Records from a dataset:
>>>>
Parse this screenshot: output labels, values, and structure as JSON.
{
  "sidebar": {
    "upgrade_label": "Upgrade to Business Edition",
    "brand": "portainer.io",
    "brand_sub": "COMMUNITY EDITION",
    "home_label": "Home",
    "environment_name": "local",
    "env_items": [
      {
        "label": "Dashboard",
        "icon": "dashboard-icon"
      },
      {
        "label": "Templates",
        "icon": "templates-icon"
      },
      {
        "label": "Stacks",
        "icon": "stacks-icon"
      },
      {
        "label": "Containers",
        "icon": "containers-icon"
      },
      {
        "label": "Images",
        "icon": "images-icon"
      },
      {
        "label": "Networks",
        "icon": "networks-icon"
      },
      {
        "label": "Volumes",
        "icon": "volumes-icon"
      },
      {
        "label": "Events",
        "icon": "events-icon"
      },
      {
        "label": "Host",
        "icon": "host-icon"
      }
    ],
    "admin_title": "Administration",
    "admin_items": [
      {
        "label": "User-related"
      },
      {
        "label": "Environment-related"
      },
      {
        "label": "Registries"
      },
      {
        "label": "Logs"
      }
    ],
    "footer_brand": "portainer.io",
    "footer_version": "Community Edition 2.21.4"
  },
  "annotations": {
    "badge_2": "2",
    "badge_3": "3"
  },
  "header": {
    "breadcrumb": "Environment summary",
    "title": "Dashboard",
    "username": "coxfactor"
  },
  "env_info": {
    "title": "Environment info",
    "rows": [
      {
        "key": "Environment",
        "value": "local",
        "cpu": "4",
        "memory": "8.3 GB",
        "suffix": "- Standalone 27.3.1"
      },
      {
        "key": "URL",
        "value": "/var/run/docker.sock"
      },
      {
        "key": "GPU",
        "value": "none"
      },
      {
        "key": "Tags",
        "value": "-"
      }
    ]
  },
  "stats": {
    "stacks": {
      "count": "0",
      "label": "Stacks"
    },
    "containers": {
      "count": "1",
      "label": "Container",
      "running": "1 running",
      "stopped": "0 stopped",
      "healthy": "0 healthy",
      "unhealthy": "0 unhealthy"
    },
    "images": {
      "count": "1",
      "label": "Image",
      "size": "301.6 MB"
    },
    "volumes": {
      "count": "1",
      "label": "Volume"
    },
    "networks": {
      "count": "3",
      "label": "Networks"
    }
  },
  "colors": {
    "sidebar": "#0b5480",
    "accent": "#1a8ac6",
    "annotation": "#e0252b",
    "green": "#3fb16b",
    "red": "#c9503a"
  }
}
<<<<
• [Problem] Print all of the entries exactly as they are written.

• [Result of the task]
Parse this screenshot: output labels, values, and structure as JSON.
{
  "sidebar": {
    "upgrade_label": "Upgrade to Business Edition",
    "brand": "portainer.io",
    "brand_sub": "COMMUNITY EDITION",
    "home_label": "Home",
    "environment_name": "local",
    "env_items": [
      {
        "label": "Dashboard",
        "icon": "dashboard-icon"
      },
      {
        "label": "Templates",
        "icon": "templates-icon"
      },
      {
        "label": "Stacks",
        "icon": "stacks-icon"
      },
      {
        "label": "Containers",
        "icon": "containers-icon"
      },
      {
        "label": "Images",
        "icon": "images-icon"
      },
      {
        "label": "Networks",
        "icon": "networks-icon"
      },
      {
        "label": "Volumes",
        "icon": "volumes-icon"
      },
      {
        "label": "Events",
        "icon": "events-icon"
      },
      {
        "label": "Host",
        "icon": "host-icon"
      }
    ],
    "admin_title": "Administration",
    "admin_items": [
      {
        "label": "User-related"
      },
      {
        "label": "Environment-related"
      },
      {
        "label": "Registries"
      },
      {
        "label": "Logs"
      }
    ],
    "footer_brand": "portainer.io",
    "footer_version": "Community Edition 2.21.4"
  },
  "annotations": {
    "badge_2": "2",
    "badge_3": "3"
  },
  "header": {
    "breadcrumb": "Environment summary",
    "title": "Dashboard",
    "username": "coxfactor"
  },
  "env_info": {
    "title": "Environment info",
    "rows": [
      {
        "key": "Environment",
        "value": "local",
        "cpu": "4",
        "memory": "8.3 GB",
        "suffix": "- Standalone 27.3.1"
      },
      {
        "key": "URL",
        "value": "/var/run/docker.sock"
      },
      {
        "key": "GPU",
        "value": "none"
      },
      {
        "key": "Tags",
        "value": "-"
      }
    ]
  },
  "stats": {
    "stacks": {
      "count": "0",
      "label": "Stacks"
    },
    "containers": {
      "count": "1",
      "label": "Container",
      "running": "1 running",
      "stopped": "0 stopped",
      "healthy": "0 healthy",
      "unhealthy": "0 unhealthy"
    },
    "images": {
      "count": "1",
      "label": "Image",
      "size": "301.6 MB"
    },
    "volumes": {
      "count": "1",
      "label": "Volume"
    },
    "networks": {
      "count": "3",
      "label": "Networks"
    }
  },
  "colors": {
    "sidebar": "#0b5480",
    "accent": "#1a8ac6",
    "annotation": "#e0252b",
    "green": "#3fb16b",
    "red": "#c9503a"
  }
}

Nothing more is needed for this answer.